To mock requests enable additional helper MockRequest (which is based on Polly.js).

helpers: {
   WebDriver: {
     // regular WebDriver config here
   },
   MockRequest: {}
}

The function mockRequest will be added to I object. You can use it to explicitly define which requests to block and which response they should return instead:

// block all Google Analytics calls
I.mockRequest('/google-analytics/*path', 200);
// return an empty successful response
I.mockRequest('GET', '/api/users', 200);
// block post requests to /api/users and return predefined object
I.mockRequest('POST', '/api/users', { user: 'davert' });
// return error request with body
I.mockRequest('GET', '/api/users/1', 404, { error: 'User not found' });

In WebDriver mocking is disabled every time a new page is loaded. Hence, startMocking method should be called and the mocks should be updated, after navigating to a new page. This is a limitation of WebDriver. Consider using Puppeteer with MockRequest instead.

I.amOnPage('/xyz');
I.mockRequest({ ... })
I.click('Go to Next Page');
// new page is loaded, mocking is disabled now. We need to set it up again
// in WebDriver as we can't detect that the page was reloaded, so no mocking :(

See mockRequest API

To see mockRequest method in intellisense auto completion don't forget to run codeceptjs def command:
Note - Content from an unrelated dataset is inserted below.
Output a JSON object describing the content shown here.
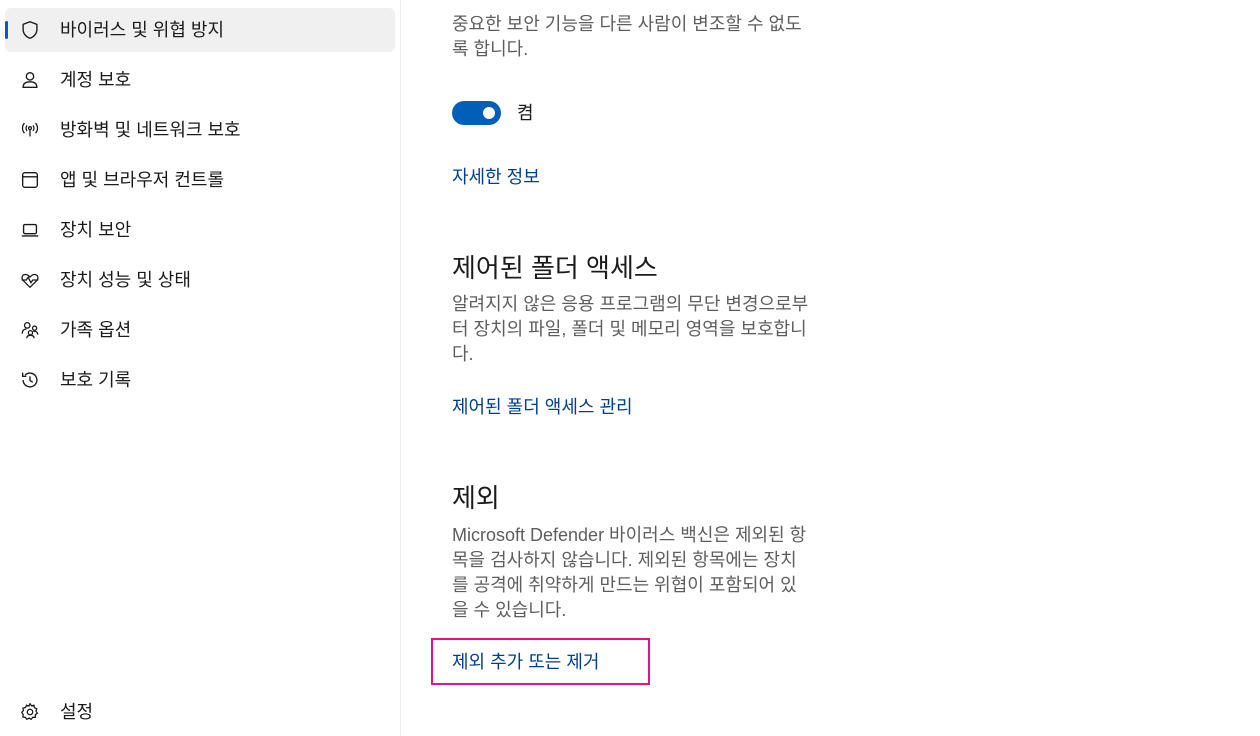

npx codeceptjs def

Mocking rules will be kept while a test is running. To stop mocking use I.stopMocking() command

# Extending WebDriver

CodeceptJS doesn't aim to embrace all possible functionality of WebDriver. At some points you may find that some actions do not exist, however it is easy to add one. You will need to use WebDriver API from webdriver.io library.

To create new actions which will be added into I. object you need to create a new helper. This can be done with codeceptjs gh command.

npx codeceptjs gh

Name a new helper "Web". Now each method of a created class can be added to I object. Be sure to enable this helper in config:

exports.config = {
  helpers: {
    WebDriver: { /* WebDriver config goes here */ },
    WebHelper: {
      // load custom helper
      require: './web_helper.js'
    }
  }
}

ℹ See Custom Helper guide to see more examples.

While implementing custom actions using WebDriver API please note that, there is two versions of protocol: WebDriver and JSON Wire. Depending on a browser version one of those protocols can be used. We can't know for sure which protocol is going to used, so we will need to implement an action using both APIs.

const Helper = codeceptjs.helper;

class Web extends Helper {

  // method to drag an item to coordinates
  async dragToPoint(el, x, y) {
    // access browser object from WebDriver
    const browser = this.helpers.WebDriver.browser;
    await this.helpers.WebDriver.moveCursorTo(el);

    if (browser.isW3C) {
      // we use WebDriver protocol
      return browser.performActions([
        {"type": "pointerDown", "button": 0},
        {"type": "pointerMove", "origin": "pointer", "duration": 1000, x, y },
        {"type": "pointerUp", "button": 0}
      ]);
    }

    // we use JSON Wire protocol
    await browser.buttonDown(0);
    await browser.moveToElement(null, x, y);
    await browser.buttonUp(0);
  }

  // method which restarts browser
  async restartBrowser() {
    const browser = this.helpers.WebDriver.browser;
    await browser.reloadSession();
    await browser.maximizeWindow();
  }

  // method which goes to previous page
  async backToPreviousPage() {
    const browser = this.helpers.WebDriver.browser;
    await browser.back();
  }
}

When a helper is created, regenerate your step definitions, so you could see those actions when using intellisense:

npx codeceptjs def